Lake Monona

Lake Monona

Lake Monona is the second lake in the Yahara chain of lakes. The land surrounding the lake is mostly urban and is fed by the Yahara River, Wingra Creek, and Starkweather Creek.

Over the years, Lake Monona has faced water quality issues from urban runoff and from industrial sites. Besides the Yahara River, the largest source of phosphorus coming into Lake Monona is from Starkweather Creek. Most of the land surrounding and directly draining to the lake is urban. The Yahara CLEAN plan for the Lake Monona Watershed calls for action to improve leaf management and reduce erosion from construction sites.

Lake Monona map

Lake Monona by the numbers

The land between Lake Mendota and Lake Monona forms Madison’s iconic isthmus. Madison is one of only two major U.S. cities to be located on an isthmus. (The other city is Seattle, Washington.) Lakes Monona and Mendota are the only lakes in the Yahara chain classified as “deep” by the Wisconsin Department of Natural Resources criteria.

  • Watershed area: 61,643 acres
  • Surface area: 3,274 acres
  • Shoreline: 13 miles
  • Maximum depth: 64 feet
  • Mean depth: 27 feet
  • Flushing rate: 9.5 months

How was the water (2019)?

2019 average (July – August) water clarity and phosphorus concentrations both ranked “fair,” according to Wisconsin DNR criteria for deep lakes.

Lake Monona 2019 Beach Closures

Lake Monona beaches were closed 48 times during the summer of 2019, primarily due to cyanobacteria blooms or both cyanobacteria and high E. coli (75%). A total of seven Lake Monona beaches are monitored.

2019 Community projects & initiatives

  • City of Madison improved stormwater management at Nautilus and Jacobson Fury Ponds, and made streambank repairs along Daley Drive and Tree Lane.
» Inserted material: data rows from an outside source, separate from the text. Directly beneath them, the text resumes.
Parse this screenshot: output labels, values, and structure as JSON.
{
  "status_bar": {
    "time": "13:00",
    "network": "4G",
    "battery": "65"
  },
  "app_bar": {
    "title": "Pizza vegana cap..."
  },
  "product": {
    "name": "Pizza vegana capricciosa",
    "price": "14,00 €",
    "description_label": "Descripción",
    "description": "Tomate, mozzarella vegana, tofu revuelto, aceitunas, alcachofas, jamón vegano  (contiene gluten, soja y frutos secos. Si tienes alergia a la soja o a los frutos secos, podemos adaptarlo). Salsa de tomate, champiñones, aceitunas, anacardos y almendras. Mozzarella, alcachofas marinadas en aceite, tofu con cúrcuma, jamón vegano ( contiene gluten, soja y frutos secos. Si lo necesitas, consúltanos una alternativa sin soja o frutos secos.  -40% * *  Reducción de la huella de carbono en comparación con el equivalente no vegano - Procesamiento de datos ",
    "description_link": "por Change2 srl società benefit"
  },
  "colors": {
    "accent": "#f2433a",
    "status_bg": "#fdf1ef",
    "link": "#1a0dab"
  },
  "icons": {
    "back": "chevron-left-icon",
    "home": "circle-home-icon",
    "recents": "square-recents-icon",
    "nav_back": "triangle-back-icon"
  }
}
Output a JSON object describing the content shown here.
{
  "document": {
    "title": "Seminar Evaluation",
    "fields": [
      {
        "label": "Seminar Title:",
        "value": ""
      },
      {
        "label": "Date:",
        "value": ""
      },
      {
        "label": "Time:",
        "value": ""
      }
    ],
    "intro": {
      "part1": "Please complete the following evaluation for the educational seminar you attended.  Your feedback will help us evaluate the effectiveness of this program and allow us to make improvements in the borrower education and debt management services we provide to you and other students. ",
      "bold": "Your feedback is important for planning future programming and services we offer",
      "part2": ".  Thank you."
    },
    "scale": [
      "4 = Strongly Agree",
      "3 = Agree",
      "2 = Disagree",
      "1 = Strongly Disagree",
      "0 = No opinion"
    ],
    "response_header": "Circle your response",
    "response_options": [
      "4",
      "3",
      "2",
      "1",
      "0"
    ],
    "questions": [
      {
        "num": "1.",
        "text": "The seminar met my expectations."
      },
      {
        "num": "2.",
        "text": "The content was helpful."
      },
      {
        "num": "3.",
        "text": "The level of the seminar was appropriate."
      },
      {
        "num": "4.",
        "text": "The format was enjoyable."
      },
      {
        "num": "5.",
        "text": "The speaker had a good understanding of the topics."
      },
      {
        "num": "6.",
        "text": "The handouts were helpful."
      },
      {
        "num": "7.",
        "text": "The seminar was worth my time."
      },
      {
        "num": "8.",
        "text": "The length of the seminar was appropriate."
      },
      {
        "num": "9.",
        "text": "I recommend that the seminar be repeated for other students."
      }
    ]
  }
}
The City also restored natural areas by planting pollinator prairies along Inner Drive and established native plants around Dondee Pond. The City collected approximately 1,600 additional tons of leaves compared to the five-year average, and continued its Expanded Erosion-control Enforcement Program.
  • City of Monona dredged North Winnequah Park Lagoon, stabilized the lagoon’s shoreline, installed new fish-habitat features, and expanded an adopt-a- storm drain program. In total, the City has had 110 drains adopted by volunteers to keep them free of leaves and dirt.
  • Friends of Starkweather Creek began working with the Capital Area Regional Planning Commission on a Starkweather Creek Watershed chloride study, collaborated with partners to maintain the rain garden at Washington Manor Park, and removed invasive vegetation from along the creek corridor.
Jacobson Fury Pond

Per- and poly-fluoroalkyl substances (PFAS) were found in high concentrations at Truax Field and in nearby Starkweather Creek in 2019. The Wisconsin DNR issued a fishing advisory on Lake Monona to limit consumption of and exposure to the contaminant.

PFAS Advisory Sign
PFAS advisory sign at Olbrich Park on Lake Monona

For an update on the latest phosphorus reduction projects within the watershed, see the State of the Lakes Annual Report.

Organizations supporting Lake Monona

The following groups work on water quality issues in the Lake Monona watershed.

City of Madison
City of Monona
Dane County
Friends of Monona Bay
Friends of Starkweather Creek
Madison Water Utility
Public Health Madison & Dane County
Yahara Watershed Improvement Network
Friends of the Yahara River Parkway

Read about the other lakes of the Yahara Watershed

Here’s how Lake Monona faired in previous years: